Round whitel NFC tags
Two NFC tags

First, the basics: wave an NFC-enabled mobile phone over an NFC tag and it will do stuff – automatically.

Er, that’s it.

Except that the kind of “stuff” it can do automatically is actually pretty cool useful.  Last night, I set up three different NFC tags: a “home” tag, a “bed” tag and a “work” tag.

I stuck the “home” tag just inside the front door; if touched by my phone on the way out it will turn the ringer and alert volumes up to full, enable vibration alerts and toggle the wi-fi off.  So I’ll save wifi battery and be able to hear/feel my phone ring.  Come home, touch in and the wifi is back on.

The “bed” tag, next to my bed, switches off the vibrate and turns all the volumes down to minimum – except the alarm volume, which it fixes at 75%, ensuring an uninterrupted night’s sleep, but a working alarm in the morning.

The “work” tag connects the phone to work wifi network, turns vibration on and all annoying alert sounds off.

All by simply tapping a small, unobtrusive white disc. 🙂

The Lovely Melanie sighs and says “Why can’t you do the volume and the wifi yourself? Why do you need communion wafers to do it for you?

To which I say because:

  • I forget to turn my wifi off (wasting battery)
  • forget to turn my phone ringer off at work (annoying my workmates)
  • I forget to turn my phone down at night (scaring the hell out of both myself and the Lovely Melanie when it BUZZES! with an irrelevant Facebook update just after midnight).

And I can do all of these things in less than a second!

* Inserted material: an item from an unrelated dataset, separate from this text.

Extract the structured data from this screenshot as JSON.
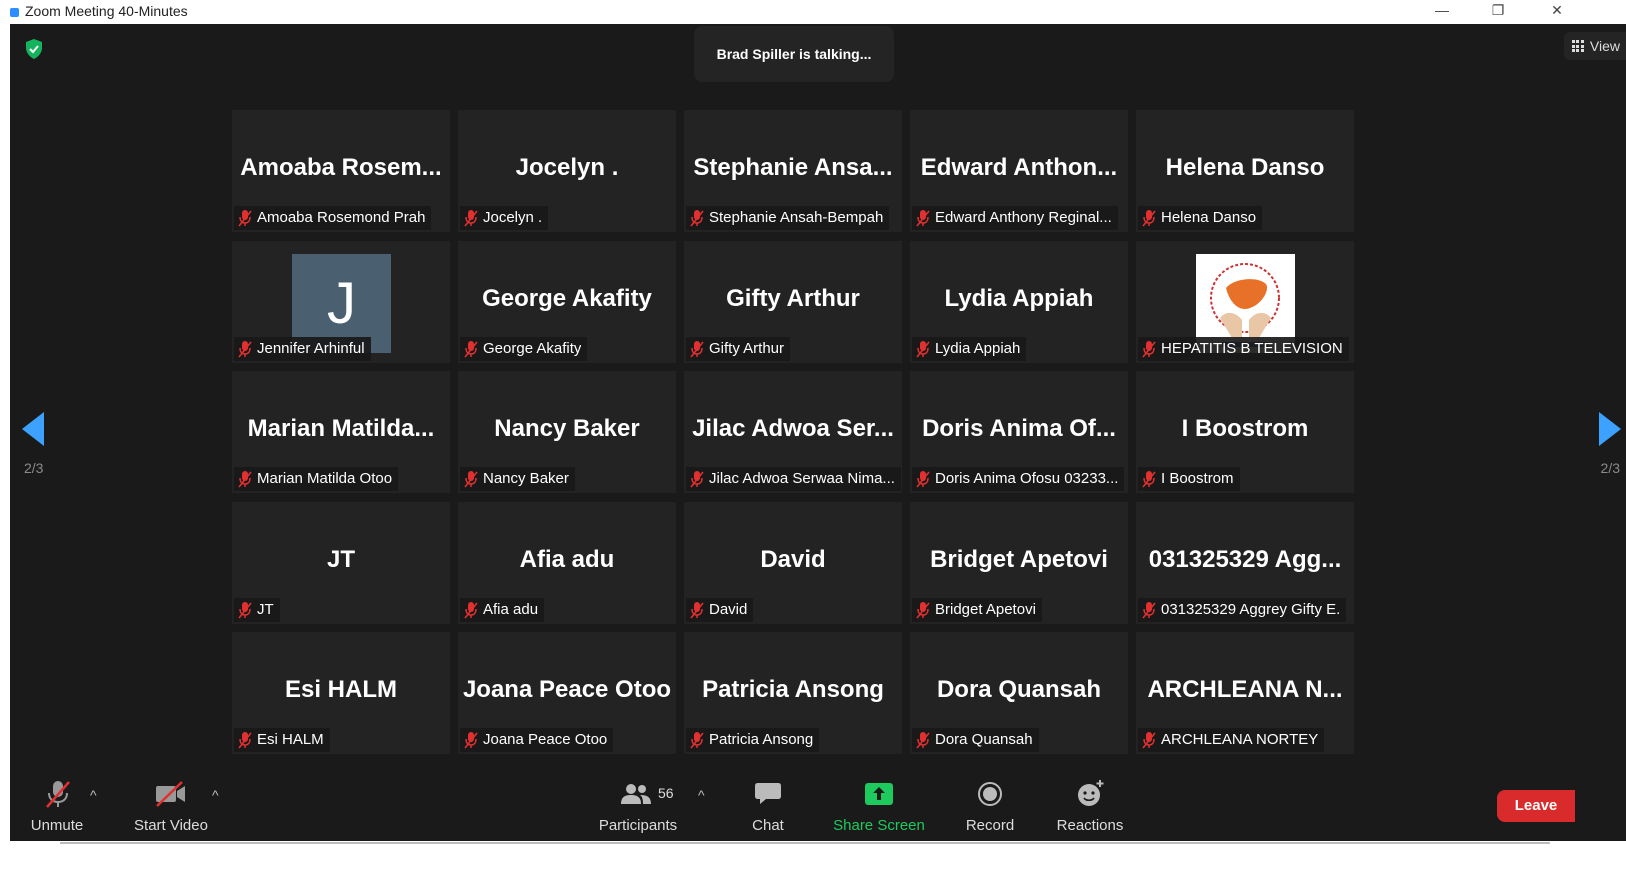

NFC tags can also be programmed to send you to websites, deliver contact details, flash up a message, launch apps – all kinds of simple but potentially useful actions (I’m tempted to set up a message on the “bed” tag reminding me to take my statins and anti-depressants).

And again, all you have to do is tap your phone on a certain spot.

I bought five tags from eBay for not-very-much-money-at-all and a great little app called NFC Task Launcher from the Android Store (sorry, Apple people, your phone doesn’t have NFC) – and look at me now – en route to the future! 🙂

Ambient intimacy

As someone who really enjoys using the oft-maligned Facebook I found this positive piece about social media jolly interesting and quite reassuring (although it is posted on a site billing itself as “The Social Media Guide” so it’s not exactly unbiased…)

In particular, the phrase “ambient intimacy” might seem purpose-built to annoy the Lovely Melanie (a determined Facebook agnostic) but in my opinion sums up the point of that site (and others like it) very well indeed.  I love the idea that you can keep abreast of what people you know – to a greater or lesser degree – are up to, and that they can do the same with you without all the complex social implications of a full-blown letter or phone call or visit.  The Lovely Melanie sees it as lazy or impersonal – or possibly even nosy – but the Lovely Melanie also thinks that playing computer games online with people isn’t really socialising with them.

Probably the Edwardians felt the same about telephone calls.

I’m making this sound as though my wife and I butt heads on a regular basis over these sorts of issues, but we don’t – the main difference between us is that whereas I’m fascinated by the future and new technologies she feels that the way things work now is pretty much fine, thank you kindly.  She’s enthusiastically embraced VoIP and MP3 having seen their benefits, but is in no rush to change the way she talks to her social network.

I was going to write “friends” before instead of “social network”, but a good percentage of my friends in the Facebook sense aren’t what I’d call friends in the real world sense, although I like to keep in touch with them, occasionally chat when it’s convenient for me and generally know what’s been happening to them.

Which is, I guess, what’s meant by “ambient intimacy”.